FILE - An Iranian policewoman (R) warns women about their clothing and hair during a crackdown to enforce Islamic dress code in Tehran, April 23, 2007.

Iranian police have cracked down on women posting pictures of themselves online with their hair uncovered.

Eight female models who posted photos of themselves uncovered have been arrested and charged with “un-Islamic acts.”

Women in Iran have been required to cover their hair in public ever since the 1979 revolution.

The move appears to be part of a broader effort by Iranian conservatives to strike at artists, journalists and other activists.

According to the BBC, Iran said the arrests were made to stem "threats to morality and the foundation of family” caused by social media.

The Associated Press reports the operation was called Spider II and focused on Instagram users.

The eight arrested were only a fraction of the 170 people that Iranian investigators said were involved with online modeling.

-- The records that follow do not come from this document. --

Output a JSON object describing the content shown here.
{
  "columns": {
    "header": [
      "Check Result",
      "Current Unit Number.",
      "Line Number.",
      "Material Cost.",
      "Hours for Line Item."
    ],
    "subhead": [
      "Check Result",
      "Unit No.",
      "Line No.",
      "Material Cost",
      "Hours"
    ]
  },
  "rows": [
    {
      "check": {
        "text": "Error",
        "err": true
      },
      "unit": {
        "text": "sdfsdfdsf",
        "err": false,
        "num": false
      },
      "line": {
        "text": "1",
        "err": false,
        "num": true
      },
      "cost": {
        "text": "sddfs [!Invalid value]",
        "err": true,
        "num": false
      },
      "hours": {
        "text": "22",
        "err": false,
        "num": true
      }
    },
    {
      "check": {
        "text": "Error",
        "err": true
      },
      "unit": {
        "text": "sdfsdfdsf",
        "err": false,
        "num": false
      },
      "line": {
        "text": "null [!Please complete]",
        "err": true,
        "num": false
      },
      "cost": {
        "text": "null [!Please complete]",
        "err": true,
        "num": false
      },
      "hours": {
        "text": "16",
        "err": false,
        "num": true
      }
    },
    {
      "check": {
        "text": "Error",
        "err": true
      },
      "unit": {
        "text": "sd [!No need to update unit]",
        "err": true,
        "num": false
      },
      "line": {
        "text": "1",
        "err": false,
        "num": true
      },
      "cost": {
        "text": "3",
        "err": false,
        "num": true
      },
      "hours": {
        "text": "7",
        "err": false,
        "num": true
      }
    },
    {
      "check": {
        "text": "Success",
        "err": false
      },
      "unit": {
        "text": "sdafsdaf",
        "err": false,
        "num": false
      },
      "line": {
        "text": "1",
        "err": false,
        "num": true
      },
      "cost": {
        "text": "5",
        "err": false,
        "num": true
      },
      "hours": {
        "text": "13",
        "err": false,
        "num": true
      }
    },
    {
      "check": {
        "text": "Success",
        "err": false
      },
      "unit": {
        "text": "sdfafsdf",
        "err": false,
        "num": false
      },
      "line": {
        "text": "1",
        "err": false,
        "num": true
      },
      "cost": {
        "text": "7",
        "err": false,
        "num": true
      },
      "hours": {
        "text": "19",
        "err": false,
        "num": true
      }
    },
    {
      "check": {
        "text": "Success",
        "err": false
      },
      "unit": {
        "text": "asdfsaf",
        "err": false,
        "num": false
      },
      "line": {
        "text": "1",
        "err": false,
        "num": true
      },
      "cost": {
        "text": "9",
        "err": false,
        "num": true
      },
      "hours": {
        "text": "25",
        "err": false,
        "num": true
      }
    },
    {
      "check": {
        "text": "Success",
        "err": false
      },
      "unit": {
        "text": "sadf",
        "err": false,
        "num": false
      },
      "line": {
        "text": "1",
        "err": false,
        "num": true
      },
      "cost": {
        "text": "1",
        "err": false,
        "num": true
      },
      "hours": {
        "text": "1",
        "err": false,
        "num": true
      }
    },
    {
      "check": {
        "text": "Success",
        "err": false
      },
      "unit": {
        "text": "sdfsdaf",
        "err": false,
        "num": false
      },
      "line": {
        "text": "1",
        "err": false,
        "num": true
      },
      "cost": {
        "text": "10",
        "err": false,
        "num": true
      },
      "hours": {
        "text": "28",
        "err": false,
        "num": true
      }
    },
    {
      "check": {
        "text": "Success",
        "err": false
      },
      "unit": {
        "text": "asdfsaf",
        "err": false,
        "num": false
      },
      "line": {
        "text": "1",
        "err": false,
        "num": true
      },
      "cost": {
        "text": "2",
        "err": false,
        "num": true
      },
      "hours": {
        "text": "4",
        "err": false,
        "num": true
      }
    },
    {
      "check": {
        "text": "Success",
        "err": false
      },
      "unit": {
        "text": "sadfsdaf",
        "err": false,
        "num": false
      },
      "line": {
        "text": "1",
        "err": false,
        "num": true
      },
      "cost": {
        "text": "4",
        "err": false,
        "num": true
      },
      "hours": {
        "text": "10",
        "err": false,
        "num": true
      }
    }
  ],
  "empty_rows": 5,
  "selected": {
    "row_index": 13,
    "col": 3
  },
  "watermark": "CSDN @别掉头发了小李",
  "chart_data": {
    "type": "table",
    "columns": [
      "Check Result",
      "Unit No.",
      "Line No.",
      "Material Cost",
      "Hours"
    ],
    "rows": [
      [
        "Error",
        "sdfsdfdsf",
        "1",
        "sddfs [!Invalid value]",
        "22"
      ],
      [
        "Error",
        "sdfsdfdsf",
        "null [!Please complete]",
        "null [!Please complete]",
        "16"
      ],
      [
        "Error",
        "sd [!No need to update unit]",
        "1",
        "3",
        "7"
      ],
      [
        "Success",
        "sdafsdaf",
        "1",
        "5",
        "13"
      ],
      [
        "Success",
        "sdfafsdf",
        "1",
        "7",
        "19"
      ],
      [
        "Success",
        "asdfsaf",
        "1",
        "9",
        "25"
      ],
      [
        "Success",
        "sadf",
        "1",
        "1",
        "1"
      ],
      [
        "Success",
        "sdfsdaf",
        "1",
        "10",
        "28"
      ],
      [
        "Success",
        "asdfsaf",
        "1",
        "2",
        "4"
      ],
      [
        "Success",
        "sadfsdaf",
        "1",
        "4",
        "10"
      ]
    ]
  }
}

A spokesman of the Iranian Centre for Surveying and Combating Organized Cyber Crimes, Mostafa Alizadeh, told the BBC that "sterilizing popular cyberspaces is on our agenda. We carried out this plan in 2013 with Facebook, and now Instagram is the focus." He said there would be more actions in the near future.

Neither Instagram nor its parent company, Facebook, have commented.

According to U.S.-based civil liberties watchdog Freedom House, access to the Internet in Iran is “not free” due to government imposed censorship.

In May of 2014, some young Iranians, both men and women, posted a video of themselves dancing to the popular Pharrell Williams song, “Happy.” They were arrested, given suspended sentences of six months and received 91 lashes.